• _Listed entries_:

"""

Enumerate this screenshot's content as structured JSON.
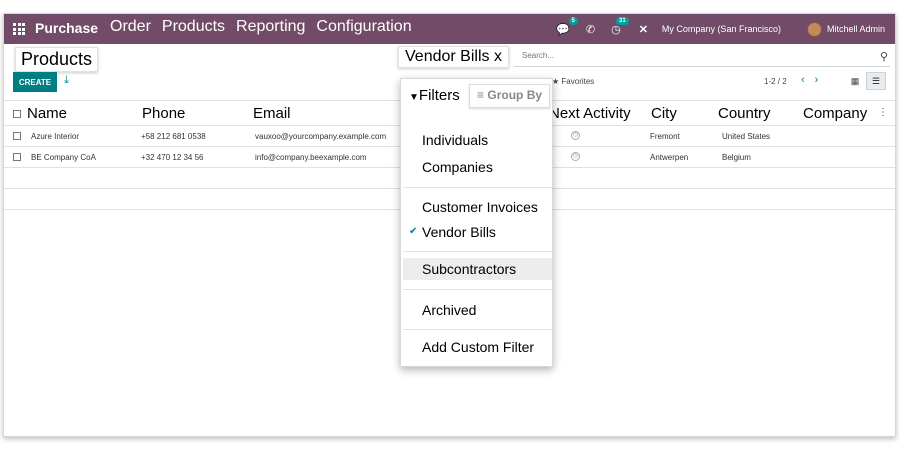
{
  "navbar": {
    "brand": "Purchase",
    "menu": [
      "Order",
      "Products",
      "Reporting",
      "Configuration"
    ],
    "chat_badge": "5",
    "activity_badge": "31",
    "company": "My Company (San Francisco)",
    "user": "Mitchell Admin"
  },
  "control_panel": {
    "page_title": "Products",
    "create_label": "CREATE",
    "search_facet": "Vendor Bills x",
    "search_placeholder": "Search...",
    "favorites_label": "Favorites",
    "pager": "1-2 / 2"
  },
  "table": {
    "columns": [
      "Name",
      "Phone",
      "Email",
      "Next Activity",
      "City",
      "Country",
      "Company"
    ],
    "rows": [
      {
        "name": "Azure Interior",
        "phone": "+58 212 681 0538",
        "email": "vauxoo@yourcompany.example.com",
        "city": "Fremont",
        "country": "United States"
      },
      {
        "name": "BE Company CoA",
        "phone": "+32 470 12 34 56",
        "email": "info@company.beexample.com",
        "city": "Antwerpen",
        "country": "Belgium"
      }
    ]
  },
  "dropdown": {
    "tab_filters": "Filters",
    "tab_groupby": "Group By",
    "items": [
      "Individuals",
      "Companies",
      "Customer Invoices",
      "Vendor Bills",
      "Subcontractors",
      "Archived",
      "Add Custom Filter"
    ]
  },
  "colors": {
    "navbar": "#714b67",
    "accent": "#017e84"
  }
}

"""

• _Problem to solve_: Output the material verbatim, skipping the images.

• _Output below_:
Enumerate this screenshot's content as structured JSON.
{
  "navbar": {
    "brand": "Purchase",
    "menu": [
      "Order",
      "Products",
      "Reporting",
      "Configuration"
    ],
    "chat_badge": "5",
    "activity_badge": "31",
    "company": "My Company (San Francisco)",
    "user": "Mitchell Admin"
  },
  "control_panel": {
    "page_title": "Products",
    "create_label": "CREATE",
    "search_facet": "Vendor Bills x",
    "search_placeholder": "Search...",
    "favorites_label": "Favorites",
    "pager": "1-2 / 2"
  },
  "table": {
    "columns": [
      "Name",
      "Phone",
      "Email",
      "Next Activity",
      "City",
      "Country",
      "Company"
    ],
    "rows": [
      {
        "name": "Azure Interior",
        "phone": "+58 212 681 0538",
        "email": "vauxoo@yourcompany.example.com",
        "city": "Fremont",
        "country": "United States"
      },
      {
        "name": "BE Company CoA",
        "phone": "+32 470 12 34 56",
        "email": "info@company.beexample.com",
        "city": "Antwerpen",
        "country": "Belgium"
      }
    ]
  },
  "dropdown": {
    "tab_filters": "Filters",
    "tab_groupby": "Group By",
    "items": [
      "Individuals",
      "Companies",
      "Customer Invoices",
      "Vendor Bills",
      "Subcontractors",
      "Archived",
      "Add Custom Filter"
    ]
  },
  "colors": {
    "navbar": "#714b67",
    "accent": "#017e84"
  }
}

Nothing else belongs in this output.